BIODIVERSITY AND BIOTECHNOLOGY: The Biodiversity contactgroup met Friday to attempt to remove square brackets around twoimportant paragraphs in the Objectives section. Paragraph 15.4(d)refers to appropriate measures for the fair and equitable sharingof benefits derived from research and development of biological andgenetic resources. Paragraph 15.4(j) refers to the "rights ofcountries of origin of genetic resources to benefit frombiotechnological development and commercial utilization of productsderived from such resources." The US remains opposed to theseparagraphs. Unfortunately, countries attempted to reopensubstantive negotiations on these matters. Due to protractednegotiations, the group was unable to commence discussions onbiotechnology.

FRESHWATER: The contact group on freshwater resources metfor the first time on Friday night to address the introduction tothe Agenda 21 chapter, which had not been negotiated at PrepCom IV.After a lengthy discussion, the group agreed that an introductionwas necessary and that they would ask the Chair, Amb. Bukar Shaib,to draft a new introductory paragraph.

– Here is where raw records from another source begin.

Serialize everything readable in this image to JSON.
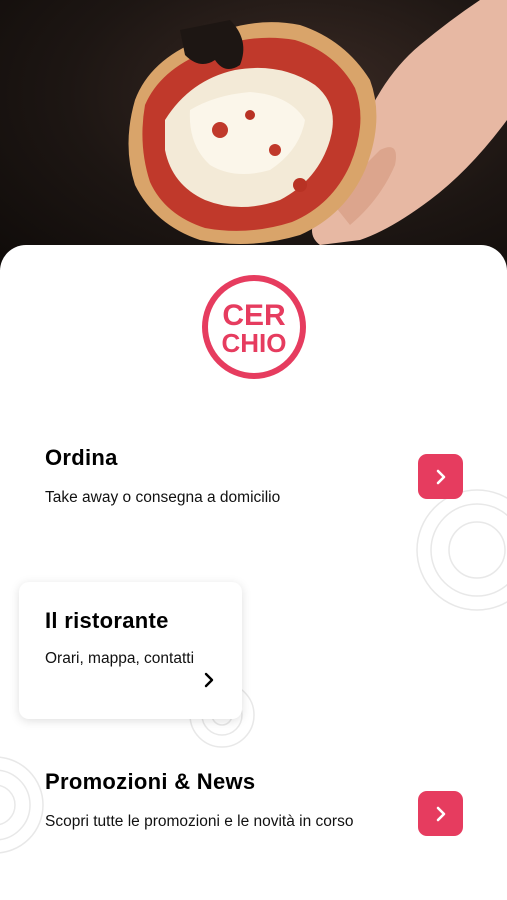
{
  "hero": {
    "image": "pizza-slice-in-hand"
  },
  "logo": {
    "line1": "CER",
    "line2": "CHIO",
    "color": "#e63c5f"
  },
  "menu": {
    "order": {
      "title": "Ordina",
      "description": "Take away o consegna a domicilio",
      "icon": "chevron-right-icon"
    },
    "restaurant": {
      "title": "Il ristorante",
      "description": "Orari, mappa, contatti",
      "icon": "chevron-right-icon"
    },
    "promotions": {
      "title": "Promozioni & News",
      "description": "Scopri tutte le promozioni e le novità in corso",
      "icon": "chevron-right-icon"
    }
  },
  "colors": {
    "accent": "#e63c5f",
    "background": "#ffffff",
    "hero_bg": "#1d1613"
  }
}
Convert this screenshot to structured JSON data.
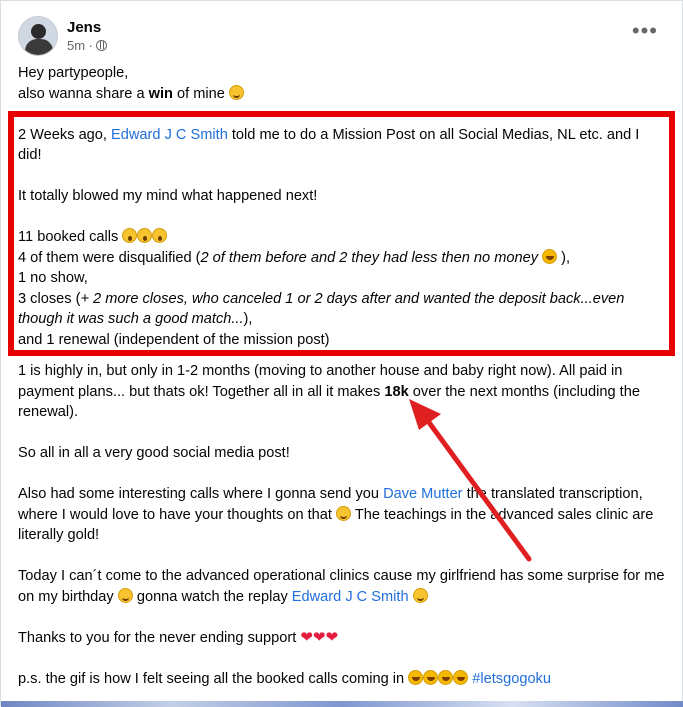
{
  "post": {
    "author": "Jens",
    "time": "5m ·",
    "lines": {
      "l1": "Hey partypeople,",
      "l2a": "also wanna share a ",
      "l2b": "win",
      "l2c": " of mine",
      "l3a": "2 Weeks ago, ",
      "l3link": "Edward J C Smith",
      "l3b": " told me to do a Mission Post on all Social Medias, NL etc. and I did!",
      "l4": "It totally blowed my mind what happened next!",
      "l5": "11 booked calls",
      "l6a": "4 of them were disqualified (",
      "l6i": "2 of them before and 2 they had less then no money",
      "l6b": " ),",
      "l7": "1 no show,",
      "l8a": "3 closes (",
      "l8i": "+ 2 more closes, who canceled 1 or 2 days after and wanted the deposit back...even though it was such a good match...",
      "l8b": "),",
      "l9": "and 1 renewal (independent of the mission post)",
      "l10a": "1 is highly in, but only in 1-2 months (moving to another house and baby right now). All paid in payment plans... but thats ok! Together all in all it makes ",
      "l10b": "18k",
      "l10c": " over the next months (including the renewal).",
      "l11": "So all in all a very good social media post!",
      "l12a": "Also had some interesting calls where I gonna send you ",
      "l12link": "Dave Mutter",
      "l12b": " the translated transcription, where I would love to have your thoughts on that",
      "l12c": " The teachings in the advanced sales clinic are literally gold!",
      "l13a": "Today I can´t come to the advanced operational clinics cause my girlfriend has some surprise for me on my birthday",
      "l13b": " gonna watch the replay ",
      "l13link": "Edward J C Smith",
      "l14": "Thanks to you for the never ending support",
      "l14hearts": "❤❤❤",
      "l15": "p.s. the gif is how I felt seeing all the booked calls coming in",
      "l15tag": "#letsgogoku"
    }
  },
  "icons": {
    "menu": "more-options-icon",
    "privacy": "globe-icon"
  },
  "colors": {
    "highlight_box": "#e60000",
    "arrow": "#e02020",
    "link": "#216fdb"
  }
}
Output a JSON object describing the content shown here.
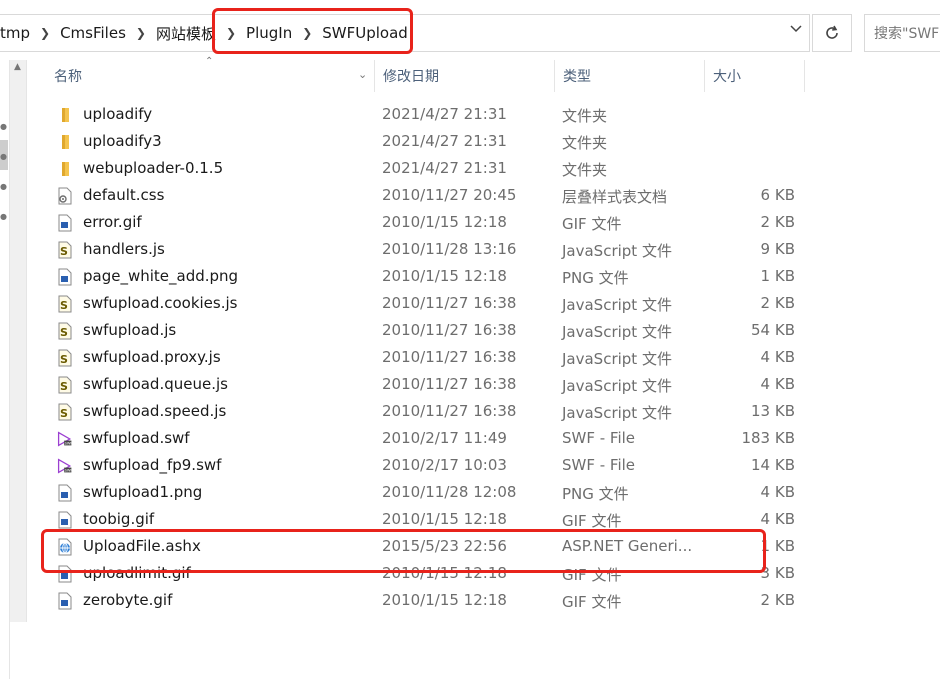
{
  "address_bar": {
    "crumbs": [
      "tmp",
      "CmsFiles",
      "网站模板",
      "PlugIn",
      "SWFUpload"
    ],
    "search_placeholder": "搜索\"SWFUpload\""
  },
  "columns": {
    "name": "名称",
    "date": "修改日期",
    "type": "类型",
    "size": "大小"
  },
  "files": [
    {
      "name": "uploadify",
      "date": "2021/4/27 21:31",
      "type": "文件夹",
      "size": "",
      "icon": "folder-icon"
    },
    {
      "name": "uploadify3",
      "date": "2021/4/27 21:31",
      "type": "文件夹",
      "size": "",
      "icon": "folder-icon"
    },
    {
      "name": "webuploader-0.1.5",
      "date": "2021/4/27 21:31",
      "type": "文件夹",
      "size": "",
      "icon": "folder-icon"
    },
    {
      "name": "default.css",
      "date": "2010/11/27 20:45",
      "type": "层叠样式表文档",
      "size": "6 KB",
      "icon": "css-file-icon"
    },
    {
      "name": "error.gif",
      "date": "2010/1/15 12:18",
      "type": "GIF 文件",
      "size": "2 KB",
      "icon": "image-file-icon"
    },
    {
      "name": "handlers.js",
      "date": "2010/11/28 13:16",
      "type": "JavaScript 文件",
      "size": "9 KB",
      "icon": "js-file-icon"
    },
    {
      "name": "page_white_add.png",
      "date": "2010/1/15 12:18",
      "type": "PNG 文件",
      "size": "1 KB",
      "icon": "image-file-icon"
    },
    {
      "name": "swfupload.cookies.js",
      "date": "2010/11/27 16:38",
      "type": "JavaScript 文件",
      "size": "2 KB",
      "icon": "js-file-icon"
    },
    {
      "name": "swfupload.js",
      "date": "2010/11/27 16:38",
      "type": "JavaScript 文件",
      "size": "54 KB",
      "icon": "js-file-icon"
    },
    {
      "name": "swfupload.proxy.js",
      "date": "2010/11/27 16:38",
      "type": "JavaScript 文件",
      "size": "4 KB",
      "icon": "js-file-icon"
    },
    {
      "name": "swfupload.queue.js",
      "date": "2010/11/27 16:38",
      "type": "JavaScript 文件",
      "size": "4 KB",
      "icon": "js-file-icon"
    },
    {
      "name": "swfupload.speed.js",
      "date": "2010/11/27 16:38",
      "type": "JavaScript 文件",
      "size": "13 KB",
      "icon": "js-file-icon"
    },
    {
      "name": "swfupload.swf",
      "date": "2010/2/17 11:49",
      "type": "SWF - File",
      "size": "183 KB",
      "icon": "swf-file-icon"
    },
    {
      "name": "swfupload_fp9.swf",
      "date": "2010/2/17 10:03",
      "type": "SWF - File",
      "size": "14 KB",
      "icon": "swf-file-icon"
    },
    {
      "name": "swfupload1.png",
      "date": "2010/11/28 12:08",
      "type": "PNG 文件",
      "size": "4 KB",
      "icon": "image-file-icon"
    },
    {
      "name": "toobig.gif",
      "date": "2010/1/15 12:18",
      "type": "GIF 文件",
      "size": "4 KB",
      "icon": "image-file-icon"
    },
    {
      "name": "UploadFile.ashx",
      "date": "2015/5/23 22:56",
      "type": "ASP.NET Generi...",
      "size": "1 KB",
      "icon": "web-file-icon"
    },
    {
      "name": "uploadlimit.gif",
      "date": "2010/1/15 12:18",
      "type": "GIF 文件",
      "size": "3 KB",
      "icon": "image-file-icon"
    },
    {
      "name": "zerobyte.gif",
      "date": "2010/1/15 12:18",
      "type": "GIF 文件",
      "size": "2 KB",
      "icon": "image-file-icon"
    }
  ],
  "colors": {
    "highlight": "#e8231b",
    "header_text": "#4c607a",
    "folder": "#f4c44e"
  }
}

TECHNOLOGY TRANSFER: The contact group on technologytransfer made some progress in its meeting on Friday morning. Thegroup agreed to postpone discussion of Saudi Arabia's proposal toinsert the words "safe and" before any mention of technology. Theparagraph on the terms of transfer, which had been the mostcontroversial at PrepCom IV, was, as expected, the cause of muchdiscussion in the contact group. The US proposed replacing thebracketed text with text on technology transfer from theBiodiversity Convention. This was particularly ironic for tworeasons: (1) the US had proposed text from a Convention that it hasrefused to sign; and (2) the G-77 later announced that it waswilling to remove the brackets and accept the existing text,something it had not been willing to do at PrepCom IV. The USannounced that it would have to consult with Washington before itcould go any further.


MAIN COMMITTEE: Although the Main Committee will not meettoday, most of the contact groups will meet and numerous informalconsultations will be held. Tommy Koh will hold consultations on anumber of outstanding issues: the status of the Rio Declaration;the proposed convention on desertification; a generic solution tothe presence of the phrase "people under occupation" in Agenda 21;how to deal with the 150+ paragraphs in Agenda 21 that deal withfinance; and the dispute between the countries with economies intransition and the G-77.

FRESHWATER: Amb. Bukar Shaib, the Chair of the contactgroup, is expected to distribute text for the introductoryparagraph today. Participants are hopeful that the text willaddress concerns of all regional and interest groups and that itcan be accepted with minimal amendments.

TECHNOLOGY TRANSFER: When the contact group resumes workthis afternoon, it is expected to continue negotiating theremaining bracketed paragraphs. It is expected that the US willreturn to the meeting with a response to the G-77's proposal toaccept the existing text on terms of transfer of technology.Whether or not the US's response will be accepted by the G-77remains to be seen.

FINANCIAL RESOURCES: Negotiations should begin immediatelythis afternoon on the Chair's draft text. The financial resourceschapter could be completed today. The Contact Group may still havedozens of paragraphs from other "Means of Implementation" sectionsto address.

FORESTS PRINCIPLES: More sub-contact groups and the contactgroup will meet starting this morning. If progress is not madesoon, this contact group will face late-night sessions.

INSTRUMENTS: The Instruments contact group will meet thismorning to resolve the outstanding bracketed text on environmentalstandards as barriers to trade.

INSTITUTIONS: The Institutions contact group will meettonight to resolve the outstanding concerns surrounding the Chair'scompromise text. The most contentious issue will be the question ofnational reporting. Watch for the G-77 and the US to continue tooppose this provision.

ATMOSPHERE: The Atmosphere contact group resumes its work onMonday to take up discussions on the second and most contentiousProgramme Area B "Promoting sustainable development". It was thisprogramme area, that led the Arab Group at PrepCom IV to call forthe entire chapter to be bracketed.


National governments
Negotiating blocs
Arab Group
Group of 77 and China